Common retinal diseases include;
- Macular Degeneration
- Diabetic Retinopathy
- Retinal Vascular Occlusions
- Retinopathy of Prematurity
- Complications of Cataract Surgery
- Macular Holes
- Epiretinal Membranes
- Retinal Detachments and Tears
- Posterior Vitreous Detachment
- Vitreous Hemorrhage
There are many systemic diseases which may affect the retina and vitreous. High blood pressure and diabetes are common examples, but other, less common, diseases such as auto-immune, genetic or rheumatologic diseases can require the attention of a retina specialist as well.
The video “What is a Retina Specialist?” is provided by the American Society of Retina Specialists (ASRS).
Retinal and Vitreous Surgery
The basic operation performed by a retina specialist is called a vitrectomy. Removal of the vitreous is often needed to allow safer access to repair problems with the retina, such as a retinal detachment, remove an epiretinal membrane, repair a macular hole, etc. Sometimes only a vitrectomy is needed to remove blood or to remove floaters.
A retina specialist may also perform intraocular injections for macular degeneration or swelling of the retina. Laser treatment is often required for repair of a retinal tear, treatment of retinal vascular occlusions or complications from diabetes.
Finding a Retina Specialist
It is difficult to know if your vision problems are due to your retina. Most patients consult their own eye doctor who will make an appropriate referral to the retina specialist. I work with many of the eye doctors in Orange County and most of my patients are referred to me when a retinal disease is diagnosed or suspected.

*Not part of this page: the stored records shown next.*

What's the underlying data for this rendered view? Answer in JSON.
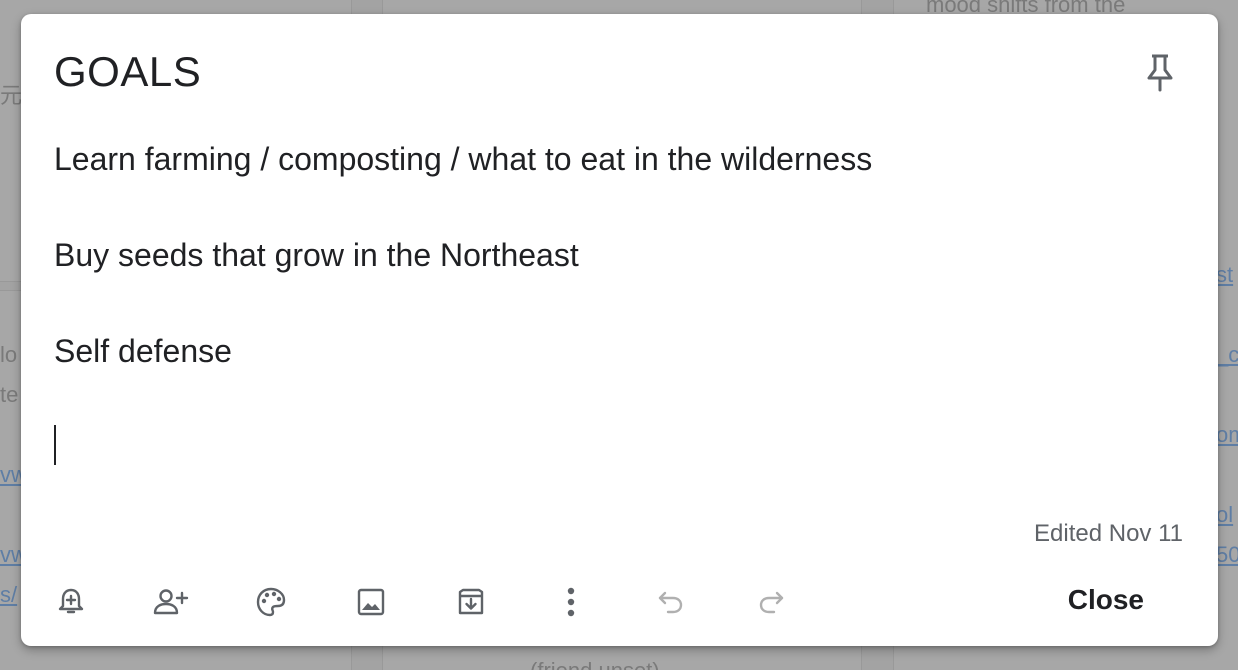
{
  "note": {
    "title": "GOALS",
    "lines": [
      "Learn farming / composting / what to eat in the wilderness",
      "Buy seeds that grow in the Northeast",
      "Self defense"
    ],
    "edited_label": "Edited Nov 11",
    "close_label": "Close"
  },
  "toolbar_icons": [
    "remind-me-icon",
    "collaborator-icon",
    "background-options-icon",
    "add-image-icon",
    "archive-icon",
    "more-icon",
    "undo-icon",
    "redo-icon"
  ],
  "background": {
    "top_right_text": "mood shifts from the",
    "left_cjk": "元代",
    "left_frag_1": "lo",
    "left_frag_2": "te",
    "left_link_1": "vw",
    "left_link_2": "vw",
    "left_link_3": "s/",
    "bottom_text": "(friend unset)",
    "right_link_1": "st",
    "right_link_2": "_c",
    "right_link_3": "om",
    "right_link_4": "ol",
    "right_link_5": "50"
  },
  "colors": {
    "text": "#202124",
    "secondary": "#5f6368",
    "disabled": "#b0b0b0",
    "card": "#ffffff"
  }
}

The best way to find a retinal specialist is to consult your own eye doctor. If you do not have an eye doctor, the local emergency room would be your next best option.